EXERCISE DIRECTIONS: Reproduce all the data, character for character.

ENTRIES SHOWN:
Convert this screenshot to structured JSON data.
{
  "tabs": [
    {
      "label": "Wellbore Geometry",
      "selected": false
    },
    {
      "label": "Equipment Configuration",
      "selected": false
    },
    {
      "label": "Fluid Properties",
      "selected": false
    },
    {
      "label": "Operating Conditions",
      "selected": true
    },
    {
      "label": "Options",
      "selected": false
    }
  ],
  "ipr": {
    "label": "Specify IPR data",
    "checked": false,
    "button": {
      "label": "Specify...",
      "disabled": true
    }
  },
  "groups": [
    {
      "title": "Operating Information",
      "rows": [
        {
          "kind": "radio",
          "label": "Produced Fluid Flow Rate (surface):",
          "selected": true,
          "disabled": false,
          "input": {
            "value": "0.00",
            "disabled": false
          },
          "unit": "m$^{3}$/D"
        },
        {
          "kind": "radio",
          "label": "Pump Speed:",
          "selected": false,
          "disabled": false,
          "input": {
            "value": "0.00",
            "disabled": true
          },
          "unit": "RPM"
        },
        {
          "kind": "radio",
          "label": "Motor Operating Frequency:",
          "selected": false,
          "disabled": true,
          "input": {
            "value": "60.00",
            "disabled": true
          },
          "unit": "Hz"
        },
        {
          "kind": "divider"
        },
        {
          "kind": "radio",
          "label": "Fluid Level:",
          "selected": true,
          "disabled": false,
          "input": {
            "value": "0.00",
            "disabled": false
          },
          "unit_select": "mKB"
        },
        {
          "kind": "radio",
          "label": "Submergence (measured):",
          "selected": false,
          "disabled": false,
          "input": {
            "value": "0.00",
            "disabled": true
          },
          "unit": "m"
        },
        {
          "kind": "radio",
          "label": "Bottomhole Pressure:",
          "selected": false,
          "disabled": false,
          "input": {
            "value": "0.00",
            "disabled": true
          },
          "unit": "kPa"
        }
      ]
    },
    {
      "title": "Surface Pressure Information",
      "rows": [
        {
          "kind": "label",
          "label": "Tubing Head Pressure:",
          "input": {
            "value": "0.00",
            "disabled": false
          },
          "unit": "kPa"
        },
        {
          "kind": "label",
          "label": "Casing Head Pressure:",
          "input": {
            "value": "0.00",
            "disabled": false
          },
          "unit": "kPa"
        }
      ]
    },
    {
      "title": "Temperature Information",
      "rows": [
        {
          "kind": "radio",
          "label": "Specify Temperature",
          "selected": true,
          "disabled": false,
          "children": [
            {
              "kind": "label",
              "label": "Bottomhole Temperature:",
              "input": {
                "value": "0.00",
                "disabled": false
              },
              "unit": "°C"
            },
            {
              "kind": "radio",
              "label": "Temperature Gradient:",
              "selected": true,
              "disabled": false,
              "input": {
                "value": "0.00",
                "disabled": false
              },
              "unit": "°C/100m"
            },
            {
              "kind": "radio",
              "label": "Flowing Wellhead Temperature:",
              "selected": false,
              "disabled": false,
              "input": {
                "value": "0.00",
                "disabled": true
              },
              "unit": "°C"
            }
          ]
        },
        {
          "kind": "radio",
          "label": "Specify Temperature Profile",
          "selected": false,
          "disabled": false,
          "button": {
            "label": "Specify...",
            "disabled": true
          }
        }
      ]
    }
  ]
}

EXERCISE RESPONSE:
Convert this screenshot to structured JSON data.
{
  "tabs": [
    {
      "label": "Wellbore Geometry",
      "selected": false
    },
    {
      "label": "Equipment Configuration",
      "selected": false
    },
    {
      "label": "Fluid Properties",
      "selected": false
    },
    {
      "label": "Operating Conditions",
      "selected": true
    },
    {
      "label": "Options",
      "selected": false
    }
  ],
  "ipr": {
    "label": "Specify IPR data",
    "checked": false,
    "button": {
      "label": "Specify...",
      "disabled": true
    }
  },
  "groups": [
    {
      "title": "Operating Information",
      "rows": [
        {
          "kind": "radio",
          "label": "Produced Fluid Flow Rate (surface):",
          "selected": true,
          "disabled": false,
          "input": {
            "value": "0.00",
            "disabled": false
          },
          "unit": "m$^{3}$/D"
        },
        {
          "kind": "radio",
          "label": "Pump Speed:",
          "selected": false,
          "disabled": false,
          "input": {
            "value": "0.00",
            "disabled": true
          },
          "unit": "RPM"
        },
        {
          "kind": "radio",
          "label": "Motor Operating Frequency:",
          "selected": false,
          "disabled": true,
          "input": {
            "value": "60.00",
            "disabled": true
          },
          "unit": "Hz"
        },
        {
          "kind": "divider"
        },
        {
          "kind": "radio",
          "label": "Fluid Level:",
          "selected": true,
          "disabled": false,
          "input": {
            "value": "0.00",
            "disabled": false
          },
          "unit_select": "mKB"
        },
        {
          "kind": "radio",
          "label": "Submergence (measured):",
          "selected": false,
          "disabled": false,
          "input": {
            "value": "0.00",
            "disabled": true
          },
          "unit": "m"
        },
        {
          "kind": "radio",
          "label": "Bottomhole Pressure:",
          "selected": false,
          "disabled": false,
          "input": {
            "value": "0.00",
            "disabled": true
          },
          "unit": "kPa"
        }
      ]
    },
    {
      "title": "Surface Pressure Information",
      "rows": [
        {
          "kind": "label",
          "label": "Tubing Head Pressure:",
          "input": {
            "value": "0.00",
            "disabled": false
          },
          "unit": "kPa"
        },
        {
          "kind": "label",
          "label": "Casing Head Pressure:",
          "input": {
            "value": "0.00",
            "disabled": false
          },
          "unit": "kPa"
        }
      ]
    },
    {
      "title": "Temperature Information",
      "rows": [
        {
          "kind": "radio",
          "label": "Specify Temperature",
          "selected": true,
          "disabled": false,
          "children": [
            {
              "kind": "label",
              "label": "Bottomhole Temperature:",
              "input": {
                "value": "0.00",
                "disabled": false
              },
              "unit": "°C"
            },
            {
              "kind": "radio",
              "label": "Temperature Gradient:",
              "selected": true,
              "disabled": false,
              "input": {
                "value": "0.00",
                "disabled": false
              },
              "unit": "°C/100m"
            },
            {
              "kind": "radio",
              "label": "Flowing Wellhead Temperature:",
              "selected": false,
              "disabled": false,
              "input": {
                "value": "0.00",
                "disabled": true
              },
              "unit": "°C"
            }
          ]
        },
        {
          "kind": "radio",
          "label": "Specify Temperature Profile",
          "selected": false,
          "disabled": false,
          "button": {
            "label": "Specify...",
            "disabled": true
          }
        }
      ]
    }
  ]
}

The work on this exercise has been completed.